━━━━━ Stored data ━━━━━
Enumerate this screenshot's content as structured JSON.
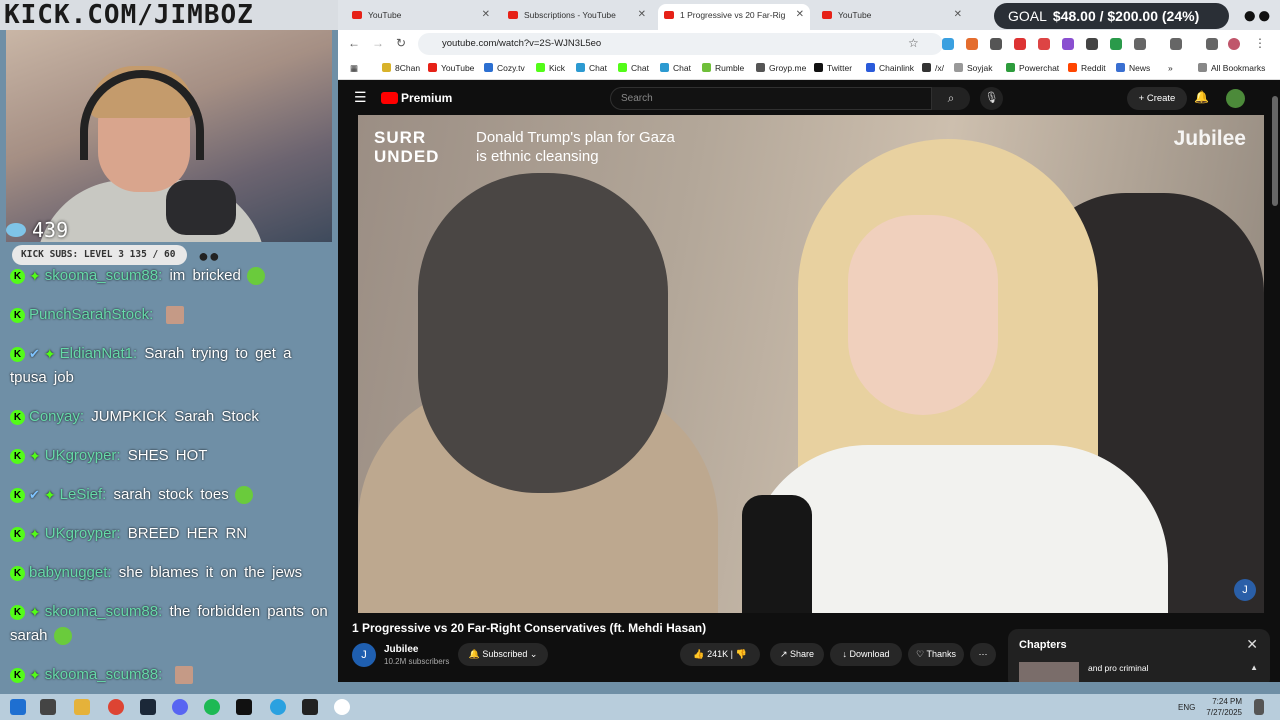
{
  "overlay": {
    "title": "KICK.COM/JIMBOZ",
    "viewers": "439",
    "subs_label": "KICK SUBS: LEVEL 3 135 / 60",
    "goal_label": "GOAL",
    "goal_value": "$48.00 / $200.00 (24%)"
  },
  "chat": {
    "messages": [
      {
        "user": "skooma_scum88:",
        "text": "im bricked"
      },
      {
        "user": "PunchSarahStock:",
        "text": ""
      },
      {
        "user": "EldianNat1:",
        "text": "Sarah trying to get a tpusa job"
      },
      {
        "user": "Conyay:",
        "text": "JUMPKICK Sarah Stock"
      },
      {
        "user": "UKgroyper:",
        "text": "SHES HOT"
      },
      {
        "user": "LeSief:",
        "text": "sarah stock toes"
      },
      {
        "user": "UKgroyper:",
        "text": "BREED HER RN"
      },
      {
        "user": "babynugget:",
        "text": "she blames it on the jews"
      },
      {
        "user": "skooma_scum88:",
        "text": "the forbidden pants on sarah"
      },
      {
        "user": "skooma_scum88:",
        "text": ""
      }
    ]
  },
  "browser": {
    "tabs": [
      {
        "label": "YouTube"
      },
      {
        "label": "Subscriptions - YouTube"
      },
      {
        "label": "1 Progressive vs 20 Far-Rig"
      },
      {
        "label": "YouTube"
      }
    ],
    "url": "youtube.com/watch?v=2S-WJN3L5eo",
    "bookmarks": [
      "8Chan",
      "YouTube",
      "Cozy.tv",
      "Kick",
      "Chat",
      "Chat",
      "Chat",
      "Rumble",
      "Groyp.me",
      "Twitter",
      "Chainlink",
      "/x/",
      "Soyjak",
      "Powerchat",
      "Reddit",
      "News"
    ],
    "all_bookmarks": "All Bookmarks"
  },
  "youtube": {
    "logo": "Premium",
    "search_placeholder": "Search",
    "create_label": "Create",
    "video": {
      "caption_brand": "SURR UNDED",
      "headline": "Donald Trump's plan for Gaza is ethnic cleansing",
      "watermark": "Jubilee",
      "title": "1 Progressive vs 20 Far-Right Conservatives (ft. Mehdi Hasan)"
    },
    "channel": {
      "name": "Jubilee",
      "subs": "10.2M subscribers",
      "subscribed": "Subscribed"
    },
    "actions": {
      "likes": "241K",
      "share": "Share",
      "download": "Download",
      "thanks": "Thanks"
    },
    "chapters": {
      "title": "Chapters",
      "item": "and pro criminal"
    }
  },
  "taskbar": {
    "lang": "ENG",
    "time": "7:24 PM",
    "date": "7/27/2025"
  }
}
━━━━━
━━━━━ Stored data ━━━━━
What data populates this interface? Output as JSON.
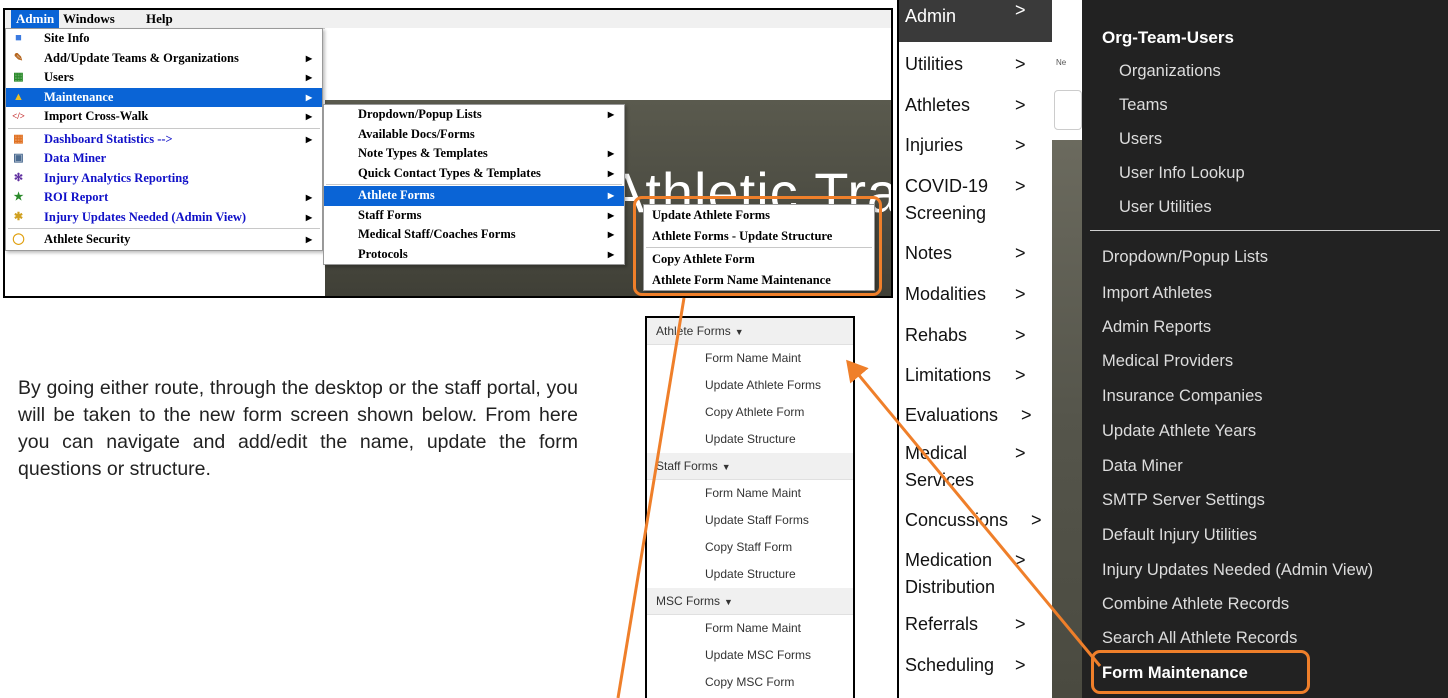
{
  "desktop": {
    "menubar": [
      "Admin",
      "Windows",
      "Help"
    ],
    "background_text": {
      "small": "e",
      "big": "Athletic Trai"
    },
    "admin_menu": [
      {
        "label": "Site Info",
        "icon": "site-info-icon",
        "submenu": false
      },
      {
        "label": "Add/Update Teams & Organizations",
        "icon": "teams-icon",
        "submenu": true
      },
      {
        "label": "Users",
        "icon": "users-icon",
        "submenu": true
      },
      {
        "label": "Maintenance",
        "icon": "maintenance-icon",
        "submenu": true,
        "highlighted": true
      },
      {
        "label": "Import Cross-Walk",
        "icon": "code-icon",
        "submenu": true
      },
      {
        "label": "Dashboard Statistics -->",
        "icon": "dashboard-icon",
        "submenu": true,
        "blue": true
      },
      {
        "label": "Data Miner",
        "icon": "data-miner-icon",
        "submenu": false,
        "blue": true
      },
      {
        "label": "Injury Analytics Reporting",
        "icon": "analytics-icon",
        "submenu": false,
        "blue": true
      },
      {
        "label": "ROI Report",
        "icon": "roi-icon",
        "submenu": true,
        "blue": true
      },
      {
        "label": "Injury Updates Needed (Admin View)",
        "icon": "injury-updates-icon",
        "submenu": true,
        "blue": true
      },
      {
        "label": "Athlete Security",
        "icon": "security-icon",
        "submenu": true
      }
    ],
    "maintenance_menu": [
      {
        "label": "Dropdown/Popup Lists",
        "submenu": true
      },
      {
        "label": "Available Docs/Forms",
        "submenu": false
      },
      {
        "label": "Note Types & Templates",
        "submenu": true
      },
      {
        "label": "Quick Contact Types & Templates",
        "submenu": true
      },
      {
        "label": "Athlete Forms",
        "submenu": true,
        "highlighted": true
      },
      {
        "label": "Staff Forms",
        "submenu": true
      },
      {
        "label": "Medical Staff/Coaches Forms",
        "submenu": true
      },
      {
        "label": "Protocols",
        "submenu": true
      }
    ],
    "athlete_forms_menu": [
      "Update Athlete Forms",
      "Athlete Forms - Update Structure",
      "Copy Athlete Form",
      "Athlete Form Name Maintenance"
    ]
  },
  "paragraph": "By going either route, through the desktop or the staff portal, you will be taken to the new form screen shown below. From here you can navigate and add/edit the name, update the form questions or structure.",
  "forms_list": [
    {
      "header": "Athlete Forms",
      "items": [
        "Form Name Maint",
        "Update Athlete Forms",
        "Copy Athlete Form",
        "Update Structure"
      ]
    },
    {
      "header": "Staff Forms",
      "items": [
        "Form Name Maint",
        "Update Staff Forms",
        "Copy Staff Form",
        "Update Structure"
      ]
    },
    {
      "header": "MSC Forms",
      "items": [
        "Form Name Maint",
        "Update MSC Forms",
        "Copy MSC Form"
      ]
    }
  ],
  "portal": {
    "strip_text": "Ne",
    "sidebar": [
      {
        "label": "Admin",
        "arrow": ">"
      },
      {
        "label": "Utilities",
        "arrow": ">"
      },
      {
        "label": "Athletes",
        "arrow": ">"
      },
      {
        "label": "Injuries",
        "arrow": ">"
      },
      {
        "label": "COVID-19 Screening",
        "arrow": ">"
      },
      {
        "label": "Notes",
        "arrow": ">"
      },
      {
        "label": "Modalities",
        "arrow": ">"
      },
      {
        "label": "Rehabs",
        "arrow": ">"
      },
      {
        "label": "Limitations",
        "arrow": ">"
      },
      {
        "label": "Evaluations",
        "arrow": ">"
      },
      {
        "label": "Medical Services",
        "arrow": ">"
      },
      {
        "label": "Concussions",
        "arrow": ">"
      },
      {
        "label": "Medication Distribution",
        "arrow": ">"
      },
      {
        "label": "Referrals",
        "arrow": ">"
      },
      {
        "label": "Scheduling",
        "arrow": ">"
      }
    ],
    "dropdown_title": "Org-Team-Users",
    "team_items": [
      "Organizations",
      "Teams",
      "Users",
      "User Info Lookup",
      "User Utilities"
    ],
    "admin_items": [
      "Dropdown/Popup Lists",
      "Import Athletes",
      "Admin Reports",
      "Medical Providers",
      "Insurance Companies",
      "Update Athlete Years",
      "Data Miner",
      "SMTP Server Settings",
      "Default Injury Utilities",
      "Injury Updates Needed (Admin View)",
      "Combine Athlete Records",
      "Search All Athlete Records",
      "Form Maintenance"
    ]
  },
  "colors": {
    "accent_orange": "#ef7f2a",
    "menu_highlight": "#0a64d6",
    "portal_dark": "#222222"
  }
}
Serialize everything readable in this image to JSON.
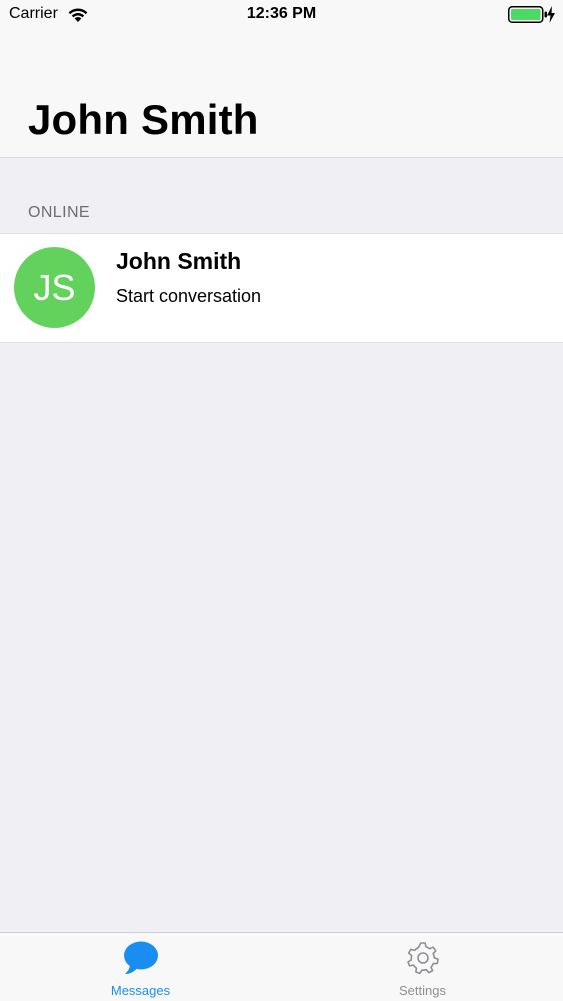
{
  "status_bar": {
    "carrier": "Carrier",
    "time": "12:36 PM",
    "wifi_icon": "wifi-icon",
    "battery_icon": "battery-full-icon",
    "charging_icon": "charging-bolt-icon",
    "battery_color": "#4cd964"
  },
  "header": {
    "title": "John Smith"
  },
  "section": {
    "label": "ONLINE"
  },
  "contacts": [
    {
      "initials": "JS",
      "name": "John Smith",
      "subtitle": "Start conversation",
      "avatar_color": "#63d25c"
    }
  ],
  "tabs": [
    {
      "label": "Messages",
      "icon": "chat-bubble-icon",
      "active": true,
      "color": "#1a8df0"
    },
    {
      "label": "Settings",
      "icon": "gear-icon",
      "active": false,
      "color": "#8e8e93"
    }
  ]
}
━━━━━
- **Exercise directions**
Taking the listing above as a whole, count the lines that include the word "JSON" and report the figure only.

- **Response to the exercise**
3